__Work request__:
Your answer must be an exact copy of the records, minus any pictures.

__Records shown__:
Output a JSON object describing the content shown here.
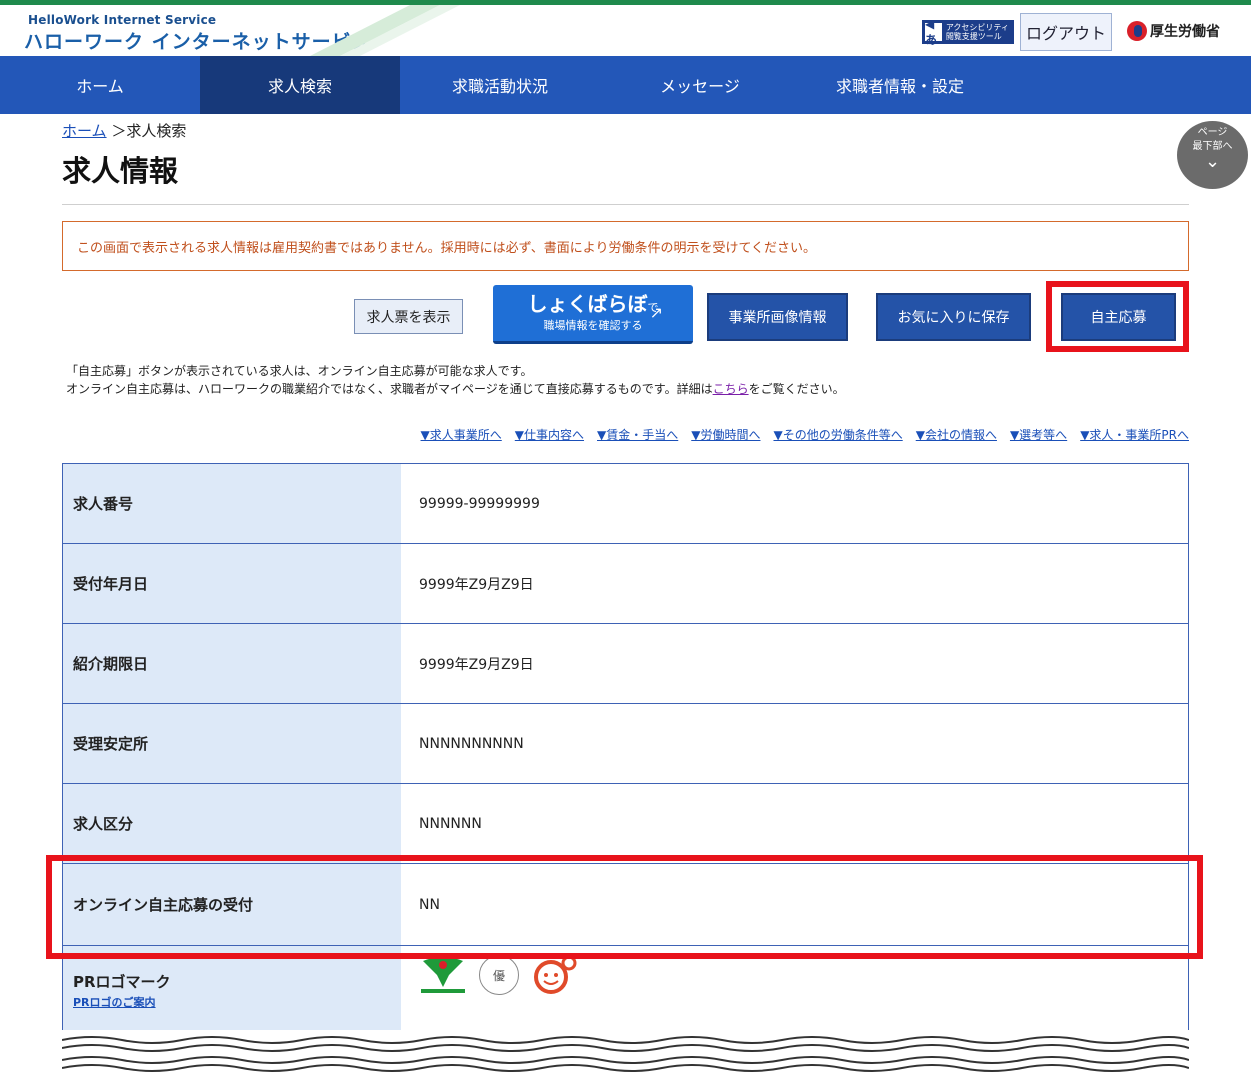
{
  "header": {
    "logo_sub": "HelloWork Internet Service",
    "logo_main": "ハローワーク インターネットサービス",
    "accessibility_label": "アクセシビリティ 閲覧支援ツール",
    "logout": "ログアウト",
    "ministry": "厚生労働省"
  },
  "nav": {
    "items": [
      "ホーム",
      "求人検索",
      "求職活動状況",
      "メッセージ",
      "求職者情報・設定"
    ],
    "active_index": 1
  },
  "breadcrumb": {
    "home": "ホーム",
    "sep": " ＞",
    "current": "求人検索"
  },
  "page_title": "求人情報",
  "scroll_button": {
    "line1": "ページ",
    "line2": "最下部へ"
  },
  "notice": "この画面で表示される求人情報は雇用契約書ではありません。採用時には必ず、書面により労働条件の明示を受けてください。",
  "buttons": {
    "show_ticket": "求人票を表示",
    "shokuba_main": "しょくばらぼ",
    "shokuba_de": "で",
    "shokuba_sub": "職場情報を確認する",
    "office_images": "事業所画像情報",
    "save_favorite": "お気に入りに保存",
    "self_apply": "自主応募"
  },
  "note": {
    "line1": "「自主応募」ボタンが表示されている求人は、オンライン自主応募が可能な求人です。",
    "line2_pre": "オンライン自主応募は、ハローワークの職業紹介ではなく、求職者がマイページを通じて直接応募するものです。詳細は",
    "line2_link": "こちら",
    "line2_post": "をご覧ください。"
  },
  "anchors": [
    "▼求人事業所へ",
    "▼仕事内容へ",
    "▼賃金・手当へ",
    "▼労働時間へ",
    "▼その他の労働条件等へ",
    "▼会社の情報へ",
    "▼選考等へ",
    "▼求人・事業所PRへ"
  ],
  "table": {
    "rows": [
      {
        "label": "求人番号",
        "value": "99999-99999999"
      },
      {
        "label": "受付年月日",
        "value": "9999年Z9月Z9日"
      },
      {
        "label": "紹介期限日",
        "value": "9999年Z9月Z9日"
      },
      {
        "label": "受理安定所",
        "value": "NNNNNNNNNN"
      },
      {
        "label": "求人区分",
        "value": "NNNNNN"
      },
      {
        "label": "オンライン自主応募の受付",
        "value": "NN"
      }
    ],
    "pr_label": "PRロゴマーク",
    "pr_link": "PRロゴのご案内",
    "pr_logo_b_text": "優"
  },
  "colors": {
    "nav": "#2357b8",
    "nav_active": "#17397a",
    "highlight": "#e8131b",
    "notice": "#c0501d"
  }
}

__Result of the task__:
Output a JSON object describing the content shown here.
{
  "header": {
    "logo_sub": "HelloWork Internet Service",
    "logo_main": "ハローワーク インターネットサービス",
    "accessibility_label": "アクセシビリティ 閲覧支援ツール",
    "logout": "ログアウト",
    "ministry": "厚生労働省"
  },
  "nav": {
    "items": [
      "ホーム",
      "求人検索",
      "求職活動状況",
      "メッセージ",
      "求職者情報・設定"
    ],
    "active_index": 1
  },
  "breadcrumb": {
    "home": "ホーム",
    "sep": " ＞",
    "current": "求人検索"
  },
  "page_title": "求人情報",
  "scroll_button": {
    "line1": "ページ",
    "line2": "最下部へ"
  },
  "notice": "この画面で表示される求人情報は雇用契約書ではありません。採用時には必ず、書面により労働条件の明示を受けてください。",
  "buttons": {
    "show_ticket": "求人票を表示",
    "shokuba_main": "しょくばらぼ",
    "shokuba_de": "で",
    "shokuba_sub": "職場情報を確認する",
    "office_images": "事業所画像情報",
    "save_favorite": "お気に入りに保存",
    "self_apply": "自主応募"
  },
  "note": {
    "line1": "「自主応募」ボタンが表示されている求人は、オンライン自主応募が可能な求人です。",
    "line2_pre": "オンライン自主応募は、ハローワークの職業紹介ではなく、求職者がマイページを通じて直接応募するものです。詳細は",
    "line2_link": "こちら",
    "line2_post": "をご覧ください。"
  },
  "anchors": [
    "▼求人事業所へ",
    "▼仕事内容へ",
    "▼賃金・手当へ",
    "▼労働時間へ",
    "▼その他の労働条件等へ",
    "▼会社の情報へ",
    "▼選考等へ",
    "▼求人・事業所PRへ"
  ],
  "table": {
    "rows": [
      {
        "label": "求人番号",
        "value": "99999-99999999"
      },
      {
        "label": "受付年月日",
        "value": "9999年Z9月Z9日"
      },
      {
        "label": "紹介期限日",
        "value": "9999年Z9月Z9日"
      },
      {
        "label": "受理安定所",
        "value": "NNNNNNNNNN"
      },
      {
        "label": "求人区分",
        "value": "NNNNNN"
      },
      {
        "label": "オンライン自主応募の受付",
        "value": "NN"
      }
    ],
    "pr_label": "PRロゴマーク",
    "pr_link": "PRロゴのご案内",
    "pr_logo_b_text": "優"
  },
  "colors": {
    "nav": "#2357b8",
    "nav_active": "#17397a",
    "highlight": "#e8131b",
    "notice": "#c0501d"
  }
}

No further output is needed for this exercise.